**TASK STATEMENT:**
I need the number of lines in the following entries that hold the word "Colunga", and no other text.

**GIVEN RECORDS:**
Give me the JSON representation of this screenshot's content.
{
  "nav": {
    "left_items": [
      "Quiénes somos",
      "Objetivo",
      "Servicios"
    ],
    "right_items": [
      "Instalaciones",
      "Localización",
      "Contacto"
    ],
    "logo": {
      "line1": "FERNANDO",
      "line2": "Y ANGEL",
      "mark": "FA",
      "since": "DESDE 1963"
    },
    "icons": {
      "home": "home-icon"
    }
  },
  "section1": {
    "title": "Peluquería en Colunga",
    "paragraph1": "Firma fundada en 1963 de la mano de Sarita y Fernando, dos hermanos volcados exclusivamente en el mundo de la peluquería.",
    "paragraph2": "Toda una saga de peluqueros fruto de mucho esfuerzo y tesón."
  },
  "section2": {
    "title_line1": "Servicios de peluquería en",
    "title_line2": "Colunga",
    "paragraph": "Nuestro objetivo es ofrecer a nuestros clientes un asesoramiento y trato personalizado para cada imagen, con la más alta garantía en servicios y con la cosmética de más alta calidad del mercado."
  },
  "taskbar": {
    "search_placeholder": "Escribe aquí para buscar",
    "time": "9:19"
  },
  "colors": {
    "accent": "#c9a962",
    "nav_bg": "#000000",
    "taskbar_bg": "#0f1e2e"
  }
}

**ANSWER TO THIS EXERCISE:**
2